App 1 consists of 2 different resources for a database application – an EC2 instance and a database instance. Assigning the same tag value of RDS to both of the resources. I have another serverless application in App 2, which has a Lambda function and a DynamoDB instance. I assign a different tag value of serverless-app-1 to both of the App 2 resources.
Example Test Scenario
I am going to create a test scenario with an application server running in an EC2 instance. The application server is connected to an Aurora MySQL-Compatible database instance.

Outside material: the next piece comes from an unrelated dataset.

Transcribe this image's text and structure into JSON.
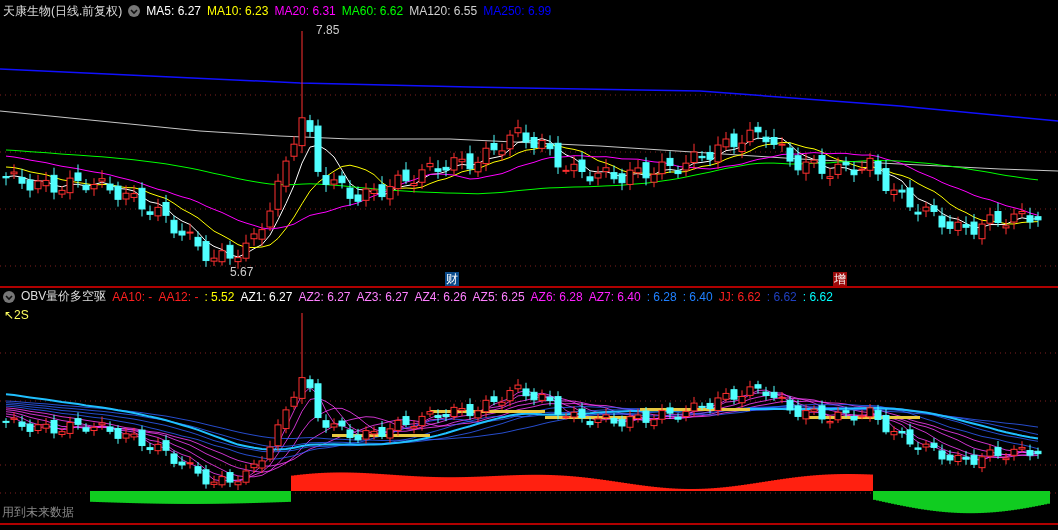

I will instrument my application to introduce a misbehaving SQL query to create a performance anomaly.
In my example below, I tagged my EC2 instance and database instance with the tag value of RDS. I am interested in detecting performance issues in my Database instance and I want DevOps Guru to provide recommendations to fix those issues.
Manage DevOpsGuru Analysis Coverage

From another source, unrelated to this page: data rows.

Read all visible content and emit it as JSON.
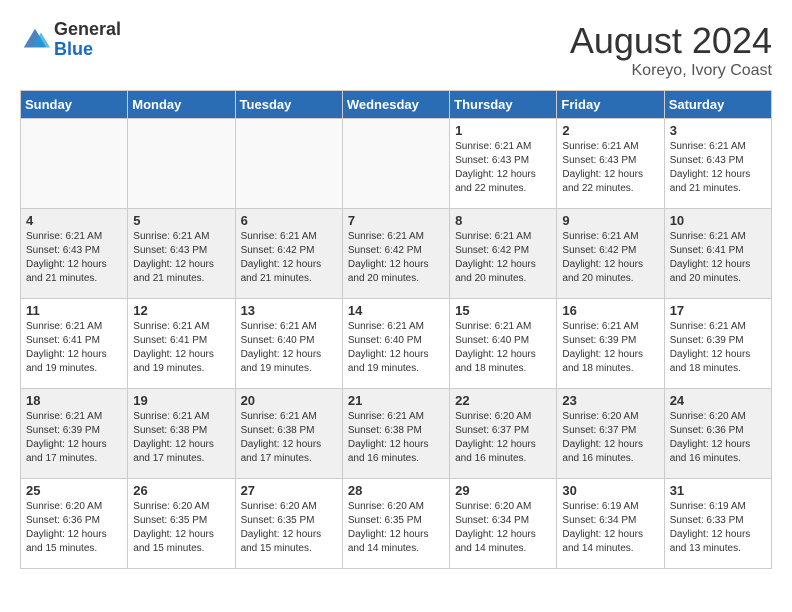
{
  "logo": {
    "general": "General",
    "blue": "Blue"
  },
  "header": {
    "month_year": "August 2024",
    "location": "Koreyo, Ivory Coast"
  },
  "days_of_week": [
    "Sunday",
    "Monday",
    "Tuesday",
    "Wednesday",
    "Thursday",
    "Friday",
    "Saturday"
  ],
  "weeks": [
    [
      {
        "day": "",
        "info": ""
      },
      {
        "day": "",
        "info": ""
      },
      {
        "day": "",
        "info": ""
      },
      {
        "day": "",
        "info": ""
      },
      {
        "day": "1",
        "info": "Sunrise: 6:21 AM\nSunset: 6:43 PM\nDaylight: 12 hours\nand 22 minutes."
      },
      {
        "day": "2",
        "info": "Sunrise: 6:21 AM\nSunset: 6:43 PM\nDaylight: 12 hours\nand 22 minutes."
      },
      {
        "day": "3",
        "info": "Sunrise: 6:21 AM\nSunset: 6:43 PM\nDaylight: 12 hours\nand 21 minutes."
      }
    ],
    [
      {
        "day": "4",
        "info": "Sunrise: 6:21 AM\nSunset: 6:43 PM\nDaylight: 12 hours\nand 21 minutes."
      },
      {
        "day": "5",
        "info": "Sunrise: 6:21 AM\nSunset: 6:43 PM\nDaylight: 12 hours\nand 21 minutes."
      },
      {
        "day": "6",
        "info": "Sunrise: 6:21 AM\nSunset: 6:42 PM\nDaylight: 12 hours\nand 21 minutes."
      },
      {
        "day": "7",
        "info": "Sunrise: 6:21 AM\nSunset: 6:42 PM\nDaylight: 12 hours\nand 20 minutes."
      },
      {
        "day": "8",
        "info": "Sunrise: 6:21 AM\nSunset: 6:42 PM\nDaylight: 12 hours\nand 20 minutes."
      },
      {
        "day": "9",
        "info": "Sunrise: 6:21 AM\nSunset: 6:42 PM\nDaylight: 12 hours\nand 20 minutes."
      },
      {
        "day": "10",
        "info": "Sunrise: 6:21 AM\nSunset: 6:41 PM\nDaylight: 12 hours\nand 20 minutes."
      }
    ],
    [
      {
        "day": "11",
        "info": "Sunrise: 6:21 AM\nSunset: 6:41 PM\nDaylight: 12 hours\nand 19 minutes."
      },
      {
        "day": "12",
        "info": "Sunrise: 6:21 AM\nSunset: 6:41 PM\nDaylight: 12 hours\nand 19 minutes."
      },
      {
        "day": "13",
        "info": "Sunrise: 6:21 AM\nSunset: 6:40 PM\nDaylight: 12 hours\nand 19 minutes."
      },
      {
        "day": "14",
        "info": "Sunrise: 6:21 AM\nSunset: 6:40 PM\nDaylight: 12 hours\nand 19 minutes."
      },
      {
        "day": "15",
        "info": "Sunrise: 6:21 AM\nSunset: 6:40 PM\nDaylight: 12 hours\nand 18 minutes."
      },
      {
        "day": "16",
        "info": "Sunrise: 6:21 AM\nSunset: 6:39 PM\nDaylight: 12 hours\nand 18 minutes."
      },
      {
        "day": "17",
        "info": "Sunrise: 6:21 AM\nSunset: 6:39 PM\nDaylight: 12 hours\nand 18 minutes."
      }
    ],
    [
      {
        "day": "18",
        "info": "Sunrise: 6:21 AM\nSunset: 6:39 PM\nDaylight: 12 hours\nand 17 minutes."
      },
      {
        "day": "19",
        "info": "Sunrise: 6:21 AM\nSunset: 6:38 PM\nDaylight: 12 hours\nand 17 minutes."
      },
      {
        "day": "20",
        "info": "Sunrise: 6:21 AM\nSunset: 6:38 PM\nDaylight: 12 hours\nand 17 minutes."
      },
      {
        "day": "21",
        "info": "Sunrise: 6:21 AM\nSunset: 6:38 PM\nDaylight: 12 hours\nand 16 minutes."
      },
      {
        "day": "22",
        "info": "Sunrise: 6:20 AM\nSunset: 6:37 PM\nDaylight: 12 hours\nand 16 minutes."
      },
      {
        "day": "23",
        "info": "Sunrise: 6:20 AM\nSunset: 6:37 PM\nDaylight: 12 hours\nand 16 minutes."
      },
      {
        "day": "24",
        "info": "Sunrise: 6:20 AM\nSunset: 6:36 PM\nDaylight: 12 hours\nand 16 minutes."
      }
    ],
    [
      {
        "day": "25",
        "info": "Sunrise: 6:20 AM\nSunset: 6:36 PM\nDaylight: 12 hours\nand 15 minutes."
      },
      {
        "day": "26",
        "info": "Sunrise: 6:20 AM\nSunset: 6:35 PM\nDaylight: 12 hours\nand 15 minutes."
      },
      {
        "day": "27",
        "info": "Sunrise: 6:20 AM\nSunset: 6:35 PM\nDaylight: 12 hours\nand 15 minutes."
      },
      {
        "day": "28",
        "info": "Sunrise: 6:20 AM\nSunset: 6:35 PM\nDaylight: 12 hours\nand 14 minutes."
      },
      {
        "day": "29",
        "info": "Sunrise: 6:20 AM\nSunset: 6:34 PM\nDaylight: 12 hours\nand 14 minutes."
      },
      {
        "day": "30",
        "info": "Sunrise: 6:19 AM\nSunset: 6:34 PM\nDaylight: 12 hours\nand 14 minutes."
      },
      {
        "day": "31",
        "info": "Sunrise: 6:19 AM\nSunset: 6:33 PM\nDaylight: 12 hours\nand 13 minutes."
      }
    ]
  ]
}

Next, I define the coverage boundary in DevOps Guru Console. In the Settings options in navigation pane, I select Analyzed resources and choose Edit.
Next, I select the “devops-guru-applications” as tag key from the dropdown menu. I am going to select RDS as the tag value, since I am interested in looking at performance issues in my Amazon Aurora database instance.
Filter insights by tags
Next, I created my test scenario. Once DevOps Guru generated an insight, I am able to filter the insights by tag key or tag values. To display insights for my database instance, I select “Affected applications” from the search menu bar on insights page as shown below:
Next, I select “Affected applications” as RDS in the above dropdown menu. Below is the Insight overview screen that gets displayed.
The insights generated by DevOps Guru for my Amazon Aurora instances are enabled by Amazon DevOps Guru for RDS, a new feature we announced at re:Invent 2021. It allows developers to easily detect, diagnose, and resolve performance and operational issues in Amazon Aurora. For more information on Amazon DevOps Guru for RDS, see a related news blog written by my colleague, Marcia Villalba.
The insight summary indicates that there is high DB load, ten times above baseline. DevOps Guru for RDS uses anomaly detection on the database load (DB load) performance metric to detect issues. DB load is measured in units of Average Active Sessions (AAS). DB load measures the level of activity in your database, making it a great metric to understand the health of your database.
If you continue scrolling on the DevOps Guru for RDS analysis page, you can discover the cause for the problem and some recommendations to fix it. DevOps Guru for RDS detected there was a high load of wait events, and one SQL query was found to require further investigation. You can even see the exact SQL query if you click on the SQL digest IDs. The insight’s analysis and recommendation section is full of information on how to investigate further and fix the issue.
The easy-to-understand recommendations made by DevOps Guru for RDS means that as a DevOps engineer, you do not need to rely on a database administrator (DBA) or use any third party tools.
AWS resources tags give you one more way to specify the resource analysis coverage boundary, in addition to existing methods of an entire AWS account or specific AWS CloudFormation stacks. AWS tags allows you to better isolate the applications you want DevOps Guru to analyze. In this post, we used AWS tags to define the coverage boundary for a database application. We reduced unrelated and unnecessary resource coverage from our analysis, thereby controlling our resource analysis costs. Visit the DevOps Guru documentation to learn more about how to use tags to identify resources in your DevOps Guru applications.